Without denigrating other mothers for their choices -- she comes off as a gentle grandmother dispensing good food for thought -- she reveals the financial bind she faced after her divorce. She had no formal job training and very little alimony for a limited amount of time. In an inspiring ending, she picked up the pieces -- in her 60s! -- to become mayor of her town, retire, and help raise her 12 grandchildren (full circle from her earlier days with her own children).

Considering that stay-at-home mothers do not pay into social security, have no 401K plans and other money and benefits, planning for any future calamity is smart. However, I still disagree with Hirshman that the only way for women to succeed in life -- to be true "feminists" -- is to display their prowess on Wall Street.

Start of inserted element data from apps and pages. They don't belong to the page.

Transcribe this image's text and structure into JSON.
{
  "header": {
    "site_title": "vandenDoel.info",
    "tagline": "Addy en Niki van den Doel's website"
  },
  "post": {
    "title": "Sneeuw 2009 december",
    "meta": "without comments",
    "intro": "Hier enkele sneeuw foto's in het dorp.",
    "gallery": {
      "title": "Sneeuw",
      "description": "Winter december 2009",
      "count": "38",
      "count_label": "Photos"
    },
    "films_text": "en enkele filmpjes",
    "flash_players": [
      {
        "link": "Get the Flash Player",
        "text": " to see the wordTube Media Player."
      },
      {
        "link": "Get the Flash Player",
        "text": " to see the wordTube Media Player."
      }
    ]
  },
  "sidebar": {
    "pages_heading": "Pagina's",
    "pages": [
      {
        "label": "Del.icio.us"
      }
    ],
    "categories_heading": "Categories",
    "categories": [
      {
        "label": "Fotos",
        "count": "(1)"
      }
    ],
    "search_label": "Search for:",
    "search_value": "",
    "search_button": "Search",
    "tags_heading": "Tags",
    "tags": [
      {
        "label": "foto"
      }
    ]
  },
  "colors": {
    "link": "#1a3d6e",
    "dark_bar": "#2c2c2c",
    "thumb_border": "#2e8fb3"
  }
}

Red Rover, Red Rover

SUVs roll over. So says a study published in the medical journal Pediatrics and sponsored by Children's Hospital of Philadelphia in collaboration with State Farm Insurance.

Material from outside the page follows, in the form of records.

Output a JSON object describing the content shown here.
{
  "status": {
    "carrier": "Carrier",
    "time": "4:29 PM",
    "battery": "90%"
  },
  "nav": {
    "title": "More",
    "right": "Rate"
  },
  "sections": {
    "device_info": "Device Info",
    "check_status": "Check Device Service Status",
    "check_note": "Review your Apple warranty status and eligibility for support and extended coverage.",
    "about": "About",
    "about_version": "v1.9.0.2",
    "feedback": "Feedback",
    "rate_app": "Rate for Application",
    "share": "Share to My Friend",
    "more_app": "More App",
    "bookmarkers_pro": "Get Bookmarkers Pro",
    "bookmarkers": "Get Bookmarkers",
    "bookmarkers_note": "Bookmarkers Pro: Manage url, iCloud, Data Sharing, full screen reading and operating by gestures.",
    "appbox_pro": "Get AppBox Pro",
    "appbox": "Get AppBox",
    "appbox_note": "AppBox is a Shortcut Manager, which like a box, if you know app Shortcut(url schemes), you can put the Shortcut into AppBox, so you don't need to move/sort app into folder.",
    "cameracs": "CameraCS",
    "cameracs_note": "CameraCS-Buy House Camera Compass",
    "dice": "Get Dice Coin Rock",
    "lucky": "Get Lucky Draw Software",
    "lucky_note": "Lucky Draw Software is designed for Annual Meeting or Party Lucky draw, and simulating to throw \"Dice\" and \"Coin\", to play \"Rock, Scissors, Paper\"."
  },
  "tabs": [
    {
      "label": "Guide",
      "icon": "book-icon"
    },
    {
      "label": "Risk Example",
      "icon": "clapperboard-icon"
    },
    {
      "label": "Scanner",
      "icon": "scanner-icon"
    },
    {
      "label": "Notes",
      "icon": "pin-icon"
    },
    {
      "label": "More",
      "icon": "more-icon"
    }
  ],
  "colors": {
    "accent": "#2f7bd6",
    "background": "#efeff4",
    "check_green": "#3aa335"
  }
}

According to the study, parents ought to rethink the notion that SUVs ensconce their kids in a protective steel cocoon. Although there are obvious advantages in the greater mass of the hulking autos, there is a doubled risk of rollover--which virtually negates the safety edge.

I have long noticed, when driving in the Sierra or Rocky Mountains in inclement weather, that the roadside ditches become littered with overturned SUVs. I always chalked it up to irresponsible advertising: TV ads for SUVs invariably show the machines tearing over virgin landscapes like monster trucks on steroids. I figured that SUV owners must have internalized the balls-to-the-wall sense of indomitability the ads portray because they would drive like frickin' maniacs on icy roads in driving snow, oblivious to physics.

Over time, research continues to fill in the picture. A couple of years back, NYT reporter Keith Bradsher published a book– "High and Mighty" – that dug into the safety stats. For a taste, go here. You'll never believe the hype about SUV safety again.

One of the more unusual facts: There's a curiously high incidence of SUV drivers backing over their own children.

Monday, January 02, 2006

Stinky Diaper Award and Other Funny Honorable Mentions...

In the last few weeks, I've heard a lot about the "Stinky Diaper Awards" but I hadn't heard of these other Honorable Mentions. Here are a few, for a laugh:

The "Glow to Hell Award": Bill Maher. For saying that being pregnant is sexy. That's not sexy!! We were sexy before we got pregnant.....duh!

The "Dad Got a Better Offer Award": Kevin Federline. He left pregnant girlfriend Shar Jackson, who is also the mother of his 3-year-old daughter for Britney Spears. I wonder if he gets paid time and 1/2??

The "Malnourished Mom Award": Liz Hurley. Remember, this is the woman who said that if she were a size 12 like Marilyn Monroe, she would kill herself. Let's thank God she had a son instead of a daughter and let's hope that her eating disorder won't rub off on little Damien, now 3.

The "Spilt Milk Award": Barbara Walters. In May, Walters said on an episode of her television show, The View, that sitting near a nursing mother on a plane had made her "nervous" and "uncomfortable." Talk about putting her foot in her mouth...

The "Nanny Says It's Time for Bed Award": Jude Law & Daisy Wright. All I can say about this one is HOW EMBARRASSING, and EWWWWWWWWWWWWW!!! I mean, come on!!! They were caught, in the act, by one of Jude's children!!

The "Man Imitates Toddler Award": Russell Crowe. I'm sorry, I'm partial to Russell Crowe. He can throw a phone at my head any day!!

The "Preaching to the Postpartum Award": Tom Cruise. I wonder if there is an addendum in the contract between Tom and Katie, er Kate, in the off chance that she may....**gasp** suffer post-partum depression!!!